● Task inputs:

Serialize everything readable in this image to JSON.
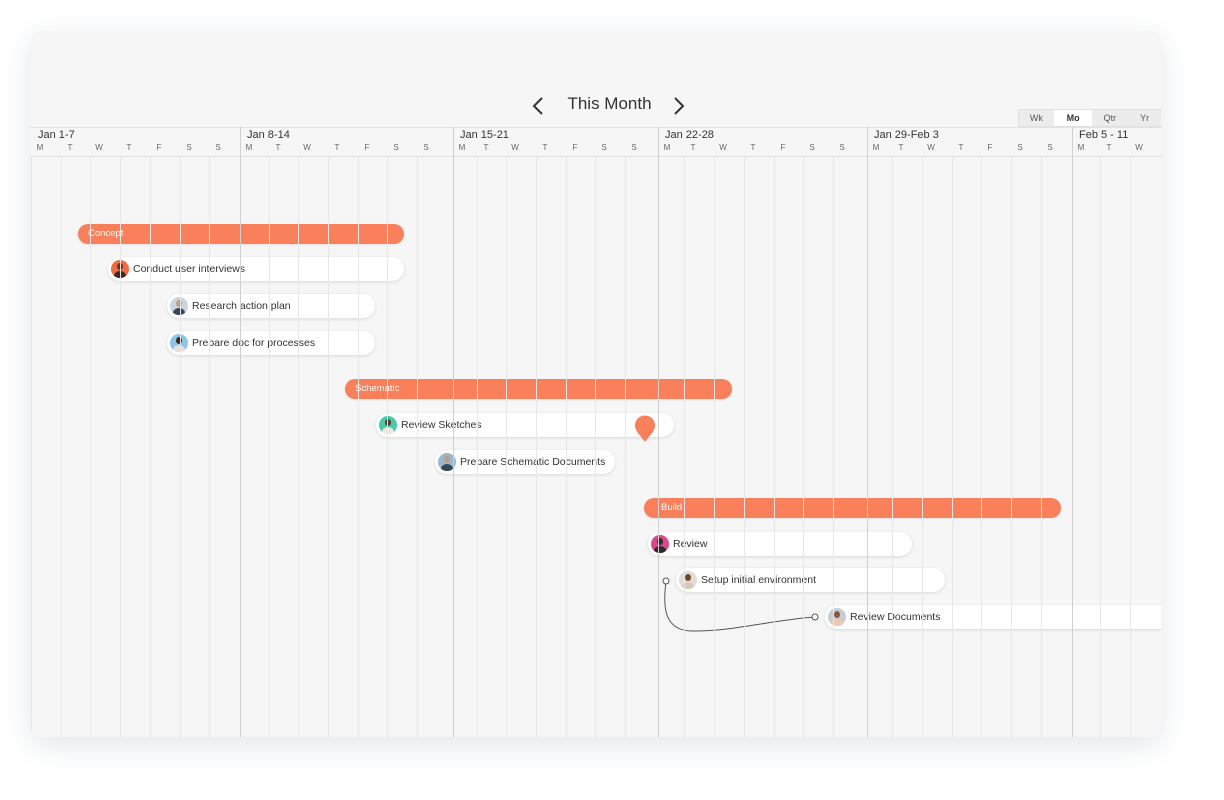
{
  "nav": {
    "title": "This Month",
    "prev_icon": "chevron-left-icon",
    "next_icon": "chevron-right-icon"
  },
  "view_toggle": {
    "options": [
      "Wk",
      "Mo",
      "Qtr",
      "Yr"
    ],
    "selected": "Mo"
  },
  "weeks": [
    "Jan 1-7",
    "Jan 8-14",
    "Jan 15-21",
    "Jan 22-28",
    "Jan 29-Feb 3",
    "Feb 5 - 11"
  ],
  "days": [
    "M",
    "T",
    "W",
    "T",
    "F",
    "S",
    "S",
    "M",
    "T",
    "W",
    "T",
    "F",
    "S",
    "S",
    "M",
    "T",
    "W",
    "T",
    "F",
    "S",
    "S",
    "M",
    "T",
    "W",
    "T",
    "F",
    "S",
    "S",
    "M",
    "T",
    "W",
    "T",
    "F",
    "S",
    "S",
    "M",
    "T",
    "W"
  ],
  "phases": {
    "concept": "Concept",
    "schematic": "Schematic",
    "build": "Build"
  },
  "tasks": {
    "conduct_user_interviews": "Conduct user interviews",
    "research_action_plan": "Research action plan",
    "prepare_doc_for_processes": "Prepare doc for processes",
    "review_sketches": "Review Sketches",
    "prepare_schematic_documents": "Prepare Schematic Documents",
    "review": "Review",
    "setup_initial_environment": "Setup initial environment",
    "review_documents": "Review Documents"
  },
  "colors": {
    "accent": "#f9805a",
    "today_line": "#f28b5c",
    "background": "#f6f6f6"
  }
}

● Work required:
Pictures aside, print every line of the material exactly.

● Exercise response:
Serialize everything readable in this image to JSON.
{
  "nav": {
    "title": "This Month",
    "prev_icon": "chevron-left-icon",
    "next_icon": "chevron-right-icon"
  },
  "view_toggle": {
    "options": [
      "Wk",
      "Mo",
      "Qtr",
      "Yr"
    ],
    "selected": "Mo"
  },
  "weeks": [
    "Jan 1-7",
    "Jan 8-14",
    "Jan 15-21",
    "Jan 22-28",
    "Jan 29-Feb 3",
    "Feb 5 - 11"
  ],
  "days": [
    "M",
    "T",
    "W",
    "T",
    "F",
    "S",
    "S",
    "M",
    "T",
    "W",
    "T",
    "F",
    "S",
    "S",
    "M",
    "T",
    "W",
    "T",
    "F",
    "S",
    "S",
    "M",
    "T",
    "W",
    "T",
    "F",
    "S",
    "S",
    "M",
    "T",
    "W",
    "T",
    "F",
    "S",
    "S",
    "M",
    "T",
    "W"
  ],
  "phases": {
    "concept": "Concept",
    "schematic": "Schematic",
    "build": "Build"
  },
  "tasks": {
    "conduct_user_interviews": "Conduct user interviews",
    "research_action_plan": "Research action plan",
    "prepare_doc_for_processes": "Prepare doc for processes",
    "review_sketches": "Review Sketches",
    "prepare_schematic_documents": "Prepare Schematic Documents",
    "review": "Review",
    "setup_initial_environment": "Setup initial environment",
    "review_documents": "Review Documents"
  },
  "colors": {
    "accent": "#f9805a",
    "today_line": "#f28b5c",
    "background": "#f6f6f6"
  }
}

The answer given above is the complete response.